Not all memory is equal.
It’s beginner’s mistake to think that all memory access takes an equal amount of time. Many managed languages like to abstract details of memory access away so that the programmer can focus on the functionality of their program, but in doing so managed languages like C# hide potentially huge performance hits.
The caches, naturally, cache memory access. When a memory location is addressed each cache will be checked in turn to see if there’s a copy of the memory location in the cache. The stall time in a program increases the further away from the processor the memory hit takes place - these are rough numbers to work by:
Memory type Stall time Average PC iPhone 8 L1 cache hit 2ns 16KB 128KB L2 cache hit 5ns 64KB 8MB L3 cache hit ~20-40ns 4MB Main memory 100ns+ 16GB 2GB Disk seek 10ms (10,000,00ns)
Those numbers will change over time but stay roughly relative to one another. Usually each cache is split into a data cache and an instruction cache, for instance the iPhone 8 splits its L1 cache into two 64KB caches for data and instructions.
So what’s happenning?

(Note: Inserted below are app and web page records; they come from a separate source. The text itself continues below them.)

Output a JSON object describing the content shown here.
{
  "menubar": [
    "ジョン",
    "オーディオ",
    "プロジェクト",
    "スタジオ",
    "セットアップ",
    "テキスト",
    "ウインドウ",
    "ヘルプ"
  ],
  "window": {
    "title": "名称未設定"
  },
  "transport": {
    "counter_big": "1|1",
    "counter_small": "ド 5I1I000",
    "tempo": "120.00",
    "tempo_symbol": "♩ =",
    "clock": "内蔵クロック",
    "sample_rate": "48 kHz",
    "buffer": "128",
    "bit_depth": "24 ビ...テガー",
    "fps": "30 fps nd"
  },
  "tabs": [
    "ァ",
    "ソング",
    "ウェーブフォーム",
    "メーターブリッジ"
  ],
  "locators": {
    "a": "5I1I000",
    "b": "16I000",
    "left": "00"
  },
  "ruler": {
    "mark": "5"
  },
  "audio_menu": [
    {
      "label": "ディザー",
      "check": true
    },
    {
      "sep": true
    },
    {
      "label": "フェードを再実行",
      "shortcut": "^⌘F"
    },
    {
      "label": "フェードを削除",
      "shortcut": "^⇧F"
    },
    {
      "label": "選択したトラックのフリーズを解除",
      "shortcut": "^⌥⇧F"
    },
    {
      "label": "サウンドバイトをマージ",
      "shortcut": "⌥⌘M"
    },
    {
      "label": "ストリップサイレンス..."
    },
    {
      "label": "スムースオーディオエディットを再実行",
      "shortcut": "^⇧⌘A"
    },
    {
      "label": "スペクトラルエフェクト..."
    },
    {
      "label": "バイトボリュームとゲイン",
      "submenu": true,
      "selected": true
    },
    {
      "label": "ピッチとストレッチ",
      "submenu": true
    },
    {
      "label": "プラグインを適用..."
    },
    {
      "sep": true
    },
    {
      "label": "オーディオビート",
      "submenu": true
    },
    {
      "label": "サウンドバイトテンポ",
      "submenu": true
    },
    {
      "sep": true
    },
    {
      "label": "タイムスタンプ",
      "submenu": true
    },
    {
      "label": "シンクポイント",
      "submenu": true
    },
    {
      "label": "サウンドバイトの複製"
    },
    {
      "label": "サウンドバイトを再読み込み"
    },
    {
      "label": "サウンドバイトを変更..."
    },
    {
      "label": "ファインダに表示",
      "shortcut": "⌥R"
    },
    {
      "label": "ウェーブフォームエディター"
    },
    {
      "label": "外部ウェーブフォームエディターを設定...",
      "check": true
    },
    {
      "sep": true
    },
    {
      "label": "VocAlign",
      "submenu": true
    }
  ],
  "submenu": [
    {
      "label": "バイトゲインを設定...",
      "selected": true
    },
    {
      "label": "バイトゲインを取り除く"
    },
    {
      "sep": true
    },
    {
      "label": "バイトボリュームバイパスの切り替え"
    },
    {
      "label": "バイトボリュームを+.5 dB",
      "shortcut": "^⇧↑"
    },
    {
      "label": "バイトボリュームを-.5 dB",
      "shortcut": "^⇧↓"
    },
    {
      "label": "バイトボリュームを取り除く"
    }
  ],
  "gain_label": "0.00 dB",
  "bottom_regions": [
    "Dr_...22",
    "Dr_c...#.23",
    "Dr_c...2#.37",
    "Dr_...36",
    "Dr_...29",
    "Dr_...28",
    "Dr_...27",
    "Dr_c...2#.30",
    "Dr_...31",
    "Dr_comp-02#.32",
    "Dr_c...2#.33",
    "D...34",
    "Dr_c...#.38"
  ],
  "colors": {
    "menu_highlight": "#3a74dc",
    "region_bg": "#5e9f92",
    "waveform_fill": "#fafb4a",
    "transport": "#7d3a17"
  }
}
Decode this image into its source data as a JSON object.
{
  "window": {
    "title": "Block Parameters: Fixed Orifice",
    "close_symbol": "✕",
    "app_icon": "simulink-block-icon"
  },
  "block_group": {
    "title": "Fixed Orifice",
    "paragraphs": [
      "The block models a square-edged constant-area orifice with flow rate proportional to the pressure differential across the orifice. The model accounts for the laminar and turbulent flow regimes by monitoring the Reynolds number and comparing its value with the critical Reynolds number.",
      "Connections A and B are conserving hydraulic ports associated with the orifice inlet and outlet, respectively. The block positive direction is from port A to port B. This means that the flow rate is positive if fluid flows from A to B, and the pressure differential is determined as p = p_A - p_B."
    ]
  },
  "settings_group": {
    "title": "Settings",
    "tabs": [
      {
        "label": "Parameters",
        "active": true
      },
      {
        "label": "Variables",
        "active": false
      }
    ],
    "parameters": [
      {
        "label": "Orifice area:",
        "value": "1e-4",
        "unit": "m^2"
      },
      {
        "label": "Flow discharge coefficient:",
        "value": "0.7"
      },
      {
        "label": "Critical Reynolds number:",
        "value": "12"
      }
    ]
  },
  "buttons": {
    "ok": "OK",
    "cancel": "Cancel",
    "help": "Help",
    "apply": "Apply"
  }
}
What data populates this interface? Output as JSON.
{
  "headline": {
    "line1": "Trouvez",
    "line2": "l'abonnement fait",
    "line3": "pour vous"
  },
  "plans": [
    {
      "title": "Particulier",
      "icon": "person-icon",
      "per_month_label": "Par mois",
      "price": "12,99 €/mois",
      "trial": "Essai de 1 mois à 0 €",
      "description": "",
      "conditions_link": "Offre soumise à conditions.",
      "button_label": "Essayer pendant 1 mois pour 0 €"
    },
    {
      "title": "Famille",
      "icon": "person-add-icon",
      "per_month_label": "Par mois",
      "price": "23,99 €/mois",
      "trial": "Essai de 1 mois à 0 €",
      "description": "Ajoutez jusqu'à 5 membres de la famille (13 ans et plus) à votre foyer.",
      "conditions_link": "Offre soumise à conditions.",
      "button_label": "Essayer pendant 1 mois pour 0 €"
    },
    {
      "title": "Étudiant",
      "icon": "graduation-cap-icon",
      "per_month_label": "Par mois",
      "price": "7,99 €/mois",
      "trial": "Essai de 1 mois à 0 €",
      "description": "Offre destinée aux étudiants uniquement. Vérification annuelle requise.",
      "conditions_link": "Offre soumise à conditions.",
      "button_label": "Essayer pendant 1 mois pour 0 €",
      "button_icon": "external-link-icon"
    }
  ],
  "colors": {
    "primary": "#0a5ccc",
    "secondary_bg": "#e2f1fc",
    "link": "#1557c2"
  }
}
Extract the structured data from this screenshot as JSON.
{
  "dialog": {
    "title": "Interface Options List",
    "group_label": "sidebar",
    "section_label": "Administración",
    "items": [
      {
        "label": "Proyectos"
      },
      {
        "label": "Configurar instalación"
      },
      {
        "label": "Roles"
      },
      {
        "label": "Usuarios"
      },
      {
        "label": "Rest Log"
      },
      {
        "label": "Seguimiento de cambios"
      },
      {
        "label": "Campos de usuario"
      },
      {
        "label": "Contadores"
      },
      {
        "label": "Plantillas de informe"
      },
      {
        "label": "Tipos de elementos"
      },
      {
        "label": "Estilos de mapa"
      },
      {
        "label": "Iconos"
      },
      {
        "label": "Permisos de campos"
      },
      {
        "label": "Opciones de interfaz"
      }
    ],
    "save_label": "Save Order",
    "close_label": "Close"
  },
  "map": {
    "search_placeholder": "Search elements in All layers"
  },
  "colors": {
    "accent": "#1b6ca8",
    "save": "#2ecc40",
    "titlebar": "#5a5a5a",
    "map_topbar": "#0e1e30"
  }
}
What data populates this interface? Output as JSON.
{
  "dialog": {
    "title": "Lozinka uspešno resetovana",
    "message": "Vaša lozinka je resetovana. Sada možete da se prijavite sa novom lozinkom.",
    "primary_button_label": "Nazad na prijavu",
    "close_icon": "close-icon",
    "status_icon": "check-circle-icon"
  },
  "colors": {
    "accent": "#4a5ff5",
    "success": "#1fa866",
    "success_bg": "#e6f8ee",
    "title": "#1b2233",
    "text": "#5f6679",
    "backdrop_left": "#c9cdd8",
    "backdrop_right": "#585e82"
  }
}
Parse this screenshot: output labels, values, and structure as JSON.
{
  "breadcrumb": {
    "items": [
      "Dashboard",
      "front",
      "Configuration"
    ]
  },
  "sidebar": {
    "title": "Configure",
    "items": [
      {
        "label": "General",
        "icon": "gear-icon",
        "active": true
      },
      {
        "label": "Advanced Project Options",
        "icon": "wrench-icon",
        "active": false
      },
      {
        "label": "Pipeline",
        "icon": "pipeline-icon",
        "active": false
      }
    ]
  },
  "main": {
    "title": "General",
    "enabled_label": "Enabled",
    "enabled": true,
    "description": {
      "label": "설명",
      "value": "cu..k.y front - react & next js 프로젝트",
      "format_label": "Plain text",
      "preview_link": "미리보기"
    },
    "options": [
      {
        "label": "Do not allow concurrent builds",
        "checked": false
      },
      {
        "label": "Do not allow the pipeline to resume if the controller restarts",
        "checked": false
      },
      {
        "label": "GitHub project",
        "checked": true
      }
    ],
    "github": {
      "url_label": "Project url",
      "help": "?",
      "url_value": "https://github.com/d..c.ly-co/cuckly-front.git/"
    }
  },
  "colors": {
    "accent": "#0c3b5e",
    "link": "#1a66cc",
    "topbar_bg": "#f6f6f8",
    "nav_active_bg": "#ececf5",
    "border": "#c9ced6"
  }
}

When the requested memory location is hit the line of memory, typically 64-bytes, is moved into all the caches above it - so if it’s found in the L3 cache, then the 64-byte line around the memory location is copied into L2 and L1. If your code then accesses the next byte, because the entire line of 64it will be retrieved from the L1 cache. Eventually, if you’re still accessing memory, you exhaust the cache line and other cache lines will be moved into the L-caches. When a cache is full, the oldest cache line is over-written with the latest cache line request.
Given how long it takes to retrieve a cache line from slower memory types, it makes sense to try to minimise the amount of jumping randomly around random access memory. Typically this means batching calls to code and accessing data while it’s still in the closest cache possible.
So in this series I’m going to outline several simple ways in which a programmer can optimise to avoid processor stalls - these are all simple techniques I’ve used in published Unity games written in C#
Episode 1: Hot and Cold data
The L1 and L2 caches are small, and it’s so very easy to fill them up with data that you’re not actually using. Take the following classes:
Imagine that each of myColdData isn’t accessed very often at all, but imagine too that MyManager.Update() is called 60 times per second, and therefore each myHotData is accessed 60 times per second. What will happen is that there will be a huge number of processor stalls that could easily be optimised away. Each instance of Lukewarm is 16 bytes long, and so a cache line of 64 bytes will be able to contain 4 instances. That means 3 cache hits for every 1 cache miss, and in the example code above, that’s 25,000 cache misses of ~100ns+. Now if you’re repeating this code 60 times per second (1 second/60fps = 16.67ms per frame) then congratulations, you’ve just used 2.5ms of your 16.67ms stalling the processor.
Instead, consider splitting data into hot and cold data. Lets take the same example but rearrange it:
All we’ve done is seperated the data into frequently accessed hot data, and rarely accessed cold data. Now when we access hotdata each cache line will be filled only with hot data - and we can fit 16 instances of hot data into each cacheline rather than just 4, and that means 1 cache miss followed by 15 cache hits, or 6,250 cache misses total for 100,000 objects, or if you’re trying to do this 60 times per second, that’s 0.625ms of your 16.67ms frame time used up in stalled data.
But beacuse hotData in total consumes only 400KB, there’s a much higher chance that in the next frame this hot data will still be hanging around the L3 cache, massively reducing the round trip time, potentially halving the stall time.
In my application of this optimisation pattern in MineSprint (iOS) I had a lot more cold data in each instance than hot data and so the performance gain was much larger than the example above.
Next time: Optimising nested loops for memory access